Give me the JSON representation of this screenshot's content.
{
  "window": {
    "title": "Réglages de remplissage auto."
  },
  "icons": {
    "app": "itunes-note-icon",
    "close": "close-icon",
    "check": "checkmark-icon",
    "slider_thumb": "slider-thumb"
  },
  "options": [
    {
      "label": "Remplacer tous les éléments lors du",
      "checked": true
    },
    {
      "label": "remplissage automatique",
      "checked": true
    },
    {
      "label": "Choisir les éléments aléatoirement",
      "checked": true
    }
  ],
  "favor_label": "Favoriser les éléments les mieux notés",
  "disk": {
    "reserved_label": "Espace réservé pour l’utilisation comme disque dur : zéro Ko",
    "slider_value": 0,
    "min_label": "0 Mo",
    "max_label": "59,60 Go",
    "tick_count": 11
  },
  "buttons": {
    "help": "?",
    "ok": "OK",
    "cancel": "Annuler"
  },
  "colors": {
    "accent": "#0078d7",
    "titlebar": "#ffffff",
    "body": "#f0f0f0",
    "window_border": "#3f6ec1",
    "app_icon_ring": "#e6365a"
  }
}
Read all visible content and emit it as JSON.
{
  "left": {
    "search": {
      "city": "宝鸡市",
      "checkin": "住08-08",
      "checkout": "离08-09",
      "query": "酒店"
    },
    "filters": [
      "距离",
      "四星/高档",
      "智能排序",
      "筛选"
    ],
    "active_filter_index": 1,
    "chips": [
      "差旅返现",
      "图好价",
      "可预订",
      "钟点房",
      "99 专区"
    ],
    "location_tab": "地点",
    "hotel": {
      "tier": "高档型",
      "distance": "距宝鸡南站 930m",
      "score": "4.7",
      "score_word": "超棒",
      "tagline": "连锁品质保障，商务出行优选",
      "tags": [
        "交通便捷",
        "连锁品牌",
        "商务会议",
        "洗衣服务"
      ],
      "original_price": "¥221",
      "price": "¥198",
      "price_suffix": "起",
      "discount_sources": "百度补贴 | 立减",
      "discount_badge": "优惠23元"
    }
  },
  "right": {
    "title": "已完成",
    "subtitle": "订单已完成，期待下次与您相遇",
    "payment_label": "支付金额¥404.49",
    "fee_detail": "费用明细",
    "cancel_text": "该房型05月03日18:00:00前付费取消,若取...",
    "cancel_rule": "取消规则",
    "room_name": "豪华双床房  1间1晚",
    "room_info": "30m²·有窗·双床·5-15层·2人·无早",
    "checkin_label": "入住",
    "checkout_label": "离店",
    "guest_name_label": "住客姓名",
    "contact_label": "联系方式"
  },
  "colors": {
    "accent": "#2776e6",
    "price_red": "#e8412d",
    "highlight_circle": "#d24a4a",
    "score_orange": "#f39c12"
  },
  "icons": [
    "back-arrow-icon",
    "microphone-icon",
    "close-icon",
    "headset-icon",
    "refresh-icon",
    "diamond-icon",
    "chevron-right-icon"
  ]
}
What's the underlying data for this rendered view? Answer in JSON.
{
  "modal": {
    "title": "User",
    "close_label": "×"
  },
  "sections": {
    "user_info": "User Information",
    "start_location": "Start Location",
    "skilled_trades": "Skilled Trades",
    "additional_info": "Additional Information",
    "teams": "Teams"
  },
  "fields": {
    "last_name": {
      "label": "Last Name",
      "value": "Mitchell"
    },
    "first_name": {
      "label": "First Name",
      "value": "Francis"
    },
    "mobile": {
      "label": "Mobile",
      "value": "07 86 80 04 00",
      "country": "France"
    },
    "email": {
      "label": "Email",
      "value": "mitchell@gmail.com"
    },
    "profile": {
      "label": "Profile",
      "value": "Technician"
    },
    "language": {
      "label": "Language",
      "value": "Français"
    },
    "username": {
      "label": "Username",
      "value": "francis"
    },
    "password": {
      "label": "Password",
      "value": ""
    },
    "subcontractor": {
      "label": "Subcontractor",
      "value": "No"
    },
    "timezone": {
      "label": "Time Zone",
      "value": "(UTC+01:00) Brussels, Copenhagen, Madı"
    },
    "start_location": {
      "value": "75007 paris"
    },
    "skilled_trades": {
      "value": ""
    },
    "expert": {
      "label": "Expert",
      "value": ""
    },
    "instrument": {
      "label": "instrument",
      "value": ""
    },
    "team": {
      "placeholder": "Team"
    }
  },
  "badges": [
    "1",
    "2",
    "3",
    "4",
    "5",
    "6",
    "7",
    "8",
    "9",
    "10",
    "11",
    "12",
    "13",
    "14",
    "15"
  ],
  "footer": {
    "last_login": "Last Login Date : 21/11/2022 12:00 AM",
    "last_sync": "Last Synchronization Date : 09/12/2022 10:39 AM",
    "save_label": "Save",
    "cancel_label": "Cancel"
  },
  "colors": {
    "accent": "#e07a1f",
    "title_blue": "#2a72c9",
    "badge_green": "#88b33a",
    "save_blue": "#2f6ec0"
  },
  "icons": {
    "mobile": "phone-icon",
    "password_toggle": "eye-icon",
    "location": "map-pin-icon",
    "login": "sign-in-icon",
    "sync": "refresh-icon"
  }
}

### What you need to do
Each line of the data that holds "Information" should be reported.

### Task answer
    "user_info": "User Information",
    "additional_info": "Additional Information",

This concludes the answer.